From the listing below, work out how many lines contain "Effort". Reply with that number only.

[[ RECORDS TO USE, beginning ]]

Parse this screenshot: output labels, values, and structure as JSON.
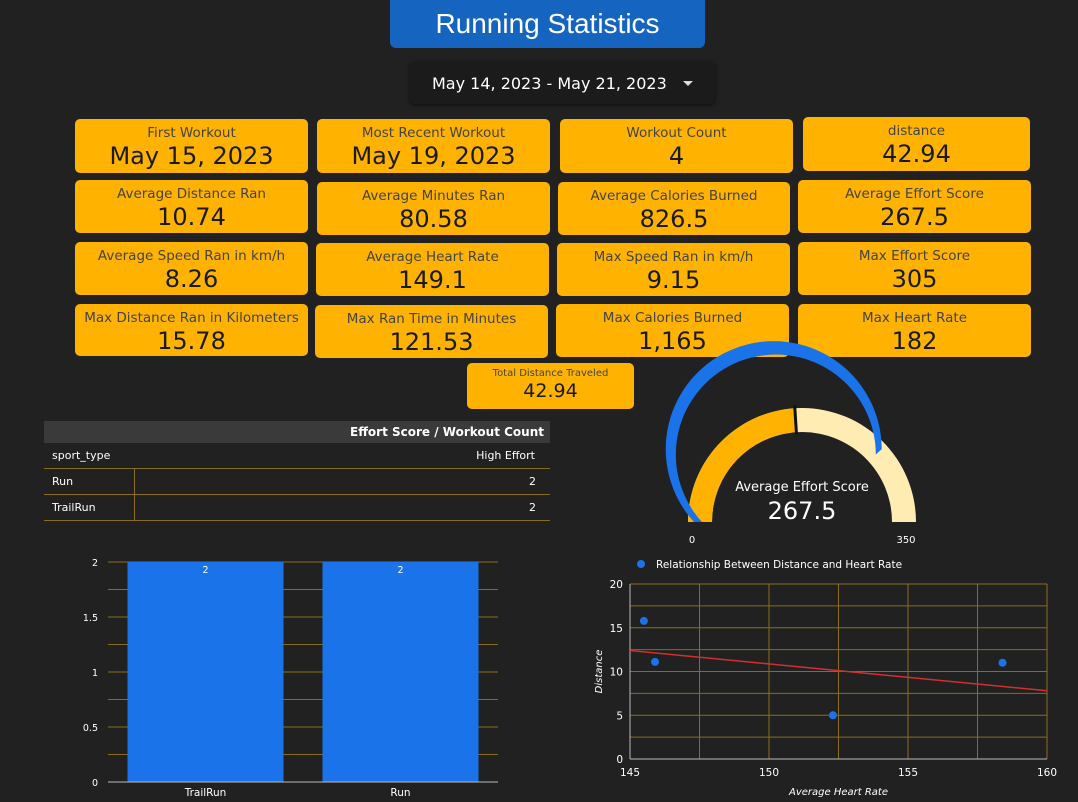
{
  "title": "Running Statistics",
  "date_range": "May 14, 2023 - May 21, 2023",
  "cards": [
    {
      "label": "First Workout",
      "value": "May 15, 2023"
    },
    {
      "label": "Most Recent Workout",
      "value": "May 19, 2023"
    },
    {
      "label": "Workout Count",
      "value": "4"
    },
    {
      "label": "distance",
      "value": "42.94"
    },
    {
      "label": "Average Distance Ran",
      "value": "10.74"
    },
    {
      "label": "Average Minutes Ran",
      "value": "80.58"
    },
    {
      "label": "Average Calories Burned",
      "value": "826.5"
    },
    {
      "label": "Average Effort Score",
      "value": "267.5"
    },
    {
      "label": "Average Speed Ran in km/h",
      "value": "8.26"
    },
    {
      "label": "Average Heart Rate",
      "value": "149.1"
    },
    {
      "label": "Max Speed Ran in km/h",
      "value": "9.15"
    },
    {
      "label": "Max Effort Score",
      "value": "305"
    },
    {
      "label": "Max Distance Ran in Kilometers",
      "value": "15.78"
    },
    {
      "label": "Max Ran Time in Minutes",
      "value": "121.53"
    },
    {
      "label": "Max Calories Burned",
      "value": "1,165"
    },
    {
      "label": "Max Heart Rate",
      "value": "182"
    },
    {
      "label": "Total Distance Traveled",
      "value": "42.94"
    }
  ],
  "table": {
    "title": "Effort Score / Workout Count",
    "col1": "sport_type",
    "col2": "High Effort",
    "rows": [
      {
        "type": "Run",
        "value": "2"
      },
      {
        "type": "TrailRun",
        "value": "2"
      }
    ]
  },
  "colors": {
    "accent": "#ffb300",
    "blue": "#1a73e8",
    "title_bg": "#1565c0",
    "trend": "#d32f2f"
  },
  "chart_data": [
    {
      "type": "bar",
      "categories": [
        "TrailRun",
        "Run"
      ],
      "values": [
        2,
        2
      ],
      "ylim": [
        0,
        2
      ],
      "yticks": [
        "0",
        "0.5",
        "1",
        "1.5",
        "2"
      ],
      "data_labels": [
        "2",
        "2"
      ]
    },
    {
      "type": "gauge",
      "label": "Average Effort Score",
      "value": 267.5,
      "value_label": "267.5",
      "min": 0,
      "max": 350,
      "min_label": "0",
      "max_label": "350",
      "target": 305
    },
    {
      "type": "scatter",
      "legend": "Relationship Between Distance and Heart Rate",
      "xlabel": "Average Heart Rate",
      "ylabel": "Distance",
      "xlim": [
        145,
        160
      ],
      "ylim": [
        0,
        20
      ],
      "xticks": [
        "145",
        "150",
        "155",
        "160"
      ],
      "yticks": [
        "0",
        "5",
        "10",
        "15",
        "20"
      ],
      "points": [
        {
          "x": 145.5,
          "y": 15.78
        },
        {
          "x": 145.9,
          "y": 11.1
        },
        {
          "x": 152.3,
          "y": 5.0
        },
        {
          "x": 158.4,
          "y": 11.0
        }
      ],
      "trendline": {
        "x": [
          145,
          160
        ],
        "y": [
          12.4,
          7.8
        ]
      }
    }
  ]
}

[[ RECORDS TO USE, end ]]

EXPECTED OUTPUT:
5